Lately I have been playing Monte Cook’s Dead Gods super module to Planescape, that he wrote back in 1997. It is a module filled with intestering ideas and concepts using the Planescape setting to its fullest – and also in a sense revealing how Monte got the ideas for Numenera.
One Does Not Simply Play Dead Gods. Its black pages are guarded by more than just orcs. There are narratives there that does not sleep. The great story line is ever watchful. It is a barren campaign, riddled with vague ideas, nonsensical plotlines and superfluous ideas. The very pages you read is a poisonous fume. Not with ten thousand sessions could you do this. It is folly.
Boromir on playing Dead Gods.
But why not play Dead Gods? Well, this quote from the module will reveal why:
Whether the PCs follow Renik or Kair-aama, they eventually see their mark meet with something in the dark shadows of an alley near High Point. If the cutters keep watch for several evenings, they observe a number of secret meetings and finally see the true “face” of their enemies.
[read aloud text with description of “true face of the enemy”]
If the PCs dare to follow one of the visages after it leaves the alley […] (p.40)
1. The text assumes the players will choose to observe a number of secret meetings – without giving the slightest hint as to why.
2. The text does not bother with describing who’s participating at these meetings, the above text is the full description about the meerings.
3. The text does not explain what is happening at these meetings. Again the quote contains more or less everything mentioned about the meetings.
4. The text does not allow for any other action. What happens if the PCs follow any of the participants? Not an option. What happens if the PCs interferes with the meetings? Not an option. What happens if the PCs investigates the participants at the meetings? Not possible.
If the players want to do anything beyond “keep watch for several evenings”, then the scenario leaves no clue as to what happens or how to play it out.
5. The whole next sequence hinges on the fact, that the players choose to observe for several evenings, until they see the monster, and then their choice is to neither keep observing or interfering with the meeting, but to solely track the monster – which they have never seen before, and they don’t know what the monsters are up to beyond appearently killing people and taking their place.

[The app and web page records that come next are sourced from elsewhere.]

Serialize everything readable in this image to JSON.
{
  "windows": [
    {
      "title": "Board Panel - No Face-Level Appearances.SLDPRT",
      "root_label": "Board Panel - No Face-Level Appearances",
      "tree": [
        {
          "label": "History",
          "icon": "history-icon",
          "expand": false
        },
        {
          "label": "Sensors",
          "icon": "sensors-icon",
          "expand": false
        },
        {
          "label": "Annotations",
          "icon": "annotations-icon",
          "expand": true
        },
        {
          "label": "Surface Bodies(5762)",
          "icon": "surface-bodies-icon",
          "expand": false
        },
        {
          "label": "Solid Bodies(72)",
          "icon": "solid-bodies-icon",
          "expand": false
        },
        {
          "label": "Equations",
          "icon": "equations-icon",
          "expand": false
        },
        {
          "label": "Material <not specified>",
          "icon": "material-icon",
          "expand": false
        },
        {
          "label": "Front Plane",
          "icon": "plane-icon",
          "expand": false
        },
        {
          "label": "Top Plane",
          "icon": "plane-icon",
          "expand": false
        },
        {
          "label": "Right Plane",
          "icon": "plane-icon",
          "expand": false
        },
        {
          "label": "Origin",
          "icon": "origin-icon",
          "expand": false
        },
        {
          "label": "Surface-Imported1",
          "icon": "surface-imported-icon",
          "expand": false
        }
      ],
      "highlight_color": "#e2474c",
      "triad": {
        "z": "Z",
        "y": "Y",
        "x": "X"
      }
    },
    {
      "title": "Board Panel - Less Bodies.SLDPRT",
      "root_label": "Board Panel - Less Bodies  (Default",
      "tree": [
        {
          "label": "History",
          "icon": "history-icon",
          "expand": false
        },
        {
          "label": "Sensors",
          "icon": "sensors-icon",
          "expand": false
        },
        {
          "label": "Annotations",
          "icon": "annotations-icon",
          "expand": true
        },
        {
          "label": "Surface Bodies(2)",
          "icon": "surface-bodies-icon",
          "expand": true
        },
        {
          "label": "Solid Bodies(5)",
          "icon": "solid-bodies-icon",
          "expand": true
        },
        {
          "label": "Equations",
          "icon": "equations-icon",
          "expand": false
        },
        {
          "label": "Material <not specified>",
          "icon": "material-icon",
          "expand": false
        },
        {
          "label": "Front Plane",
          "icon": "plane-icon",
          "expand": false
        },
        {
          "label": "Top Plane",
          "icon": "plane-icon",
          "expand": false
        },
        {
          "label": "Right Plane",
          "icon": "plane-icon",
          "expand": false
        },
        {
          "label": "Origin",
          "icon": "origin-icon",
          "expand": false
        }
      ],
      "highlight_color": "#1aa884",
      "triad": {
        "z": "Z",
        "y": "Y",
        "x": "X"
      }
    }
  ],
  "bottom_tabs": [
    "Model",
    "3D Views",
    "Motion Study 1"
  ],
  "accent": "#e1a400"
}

6. Once the players have decided to follow the monster, which is the only option (well, technically they can choose otherwise, and the module has at the end of section a brief note on what to then, which is mainly just to skip ahead and then continue the events, as nothing had happened – oh, wait, nothing did happen), then the NPCs and the secret meetings are simply forgotten by the module, as it no longer cares about it. This is not for the players to care about any longer. This happens multiple times in the module – once the characters have seen or witnessed something, the characters are ushered on not letting the players investigate them (and neither leaving any info to the GM, should the players decide to look closer).
There are descriptions of places and NPCs and plots and ideas, that one can steal, but you cannot play Dead Gods without forcing the actions of the players, and if playing the module as written you leaving the players in the dark most of the time having them play several chapters without knowing who, what or why they’re are exploring and fighting them – and it is not fun, just frustrating. No wonder why 90’s modules have such a bad rep.
Hey, sounds not unlike Hoard of the Dragon Queen in a lot of ways.
I guess so. I have read a few reviews of Hoard of the Dragon Queen and they haven’t been too favorable complaining about assumptions about how the players’ should choose to act.
Creating a pre-written campaign with a strong narrative arc is appareantly a whole lot more difficult, than most of the publishers assume.